Given records Block Start

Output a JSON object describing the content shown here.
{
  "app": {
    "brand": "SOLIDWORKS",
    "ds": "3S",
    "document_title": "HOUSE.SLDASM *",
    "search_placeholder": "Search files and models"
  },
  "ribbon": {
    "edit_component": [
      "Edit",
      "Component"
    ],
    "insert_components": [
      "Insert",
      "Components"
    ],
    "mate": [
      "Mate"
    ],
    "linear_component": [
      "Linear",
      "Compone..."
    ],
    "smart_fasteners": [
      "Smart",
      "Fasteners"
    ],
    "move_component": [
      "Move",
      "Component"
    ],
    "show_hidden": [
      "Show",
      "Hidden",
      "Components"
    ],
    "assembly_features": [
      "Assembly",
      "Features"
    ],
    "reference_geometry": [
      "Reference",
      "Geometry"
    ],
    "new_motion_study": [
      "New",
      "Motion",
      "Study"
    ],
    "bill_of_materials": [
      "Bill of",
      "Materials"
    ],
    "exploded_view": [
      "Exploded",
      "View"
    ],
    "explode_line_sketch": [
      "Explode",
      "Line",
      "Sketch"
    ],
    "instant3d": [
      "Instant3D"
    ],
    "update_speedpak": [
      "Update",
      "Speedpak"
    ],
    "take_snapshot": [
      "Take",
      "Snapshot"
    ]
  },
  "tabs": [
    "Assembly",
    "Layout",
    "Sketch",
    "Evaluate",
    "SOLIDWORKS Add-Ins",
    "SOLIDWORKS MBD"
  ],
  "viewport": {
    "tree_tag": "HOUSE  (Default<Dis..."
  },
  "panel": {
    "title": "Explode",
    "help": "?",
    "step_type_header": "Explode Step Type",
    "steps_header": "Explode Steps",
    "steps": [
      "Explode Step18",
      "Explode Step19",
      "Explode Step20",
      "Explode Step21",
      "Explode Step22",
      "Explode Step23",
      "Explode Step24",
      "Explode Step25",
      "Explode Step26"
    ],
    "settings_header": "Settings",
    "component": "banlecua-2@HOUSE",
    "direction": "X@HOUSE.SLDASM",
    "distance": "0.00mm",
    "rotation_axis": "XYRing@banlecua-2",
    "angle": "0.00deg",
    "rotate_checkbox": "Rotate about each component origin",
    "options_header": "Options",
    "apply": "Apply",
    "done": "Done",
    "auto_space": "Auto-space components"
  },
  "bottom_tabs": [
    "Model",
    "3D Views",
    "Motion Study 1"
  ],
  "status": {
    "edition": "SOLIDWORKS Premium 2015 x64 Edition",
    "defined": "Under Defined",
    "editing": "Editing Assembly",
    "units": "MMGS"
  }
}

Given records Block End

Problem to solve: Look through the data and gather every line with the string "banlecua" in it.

Response to this exercise:
    "component": "banlecua-2@HOUSE",
    "rotation_axis": "XYRing@banlecua-2",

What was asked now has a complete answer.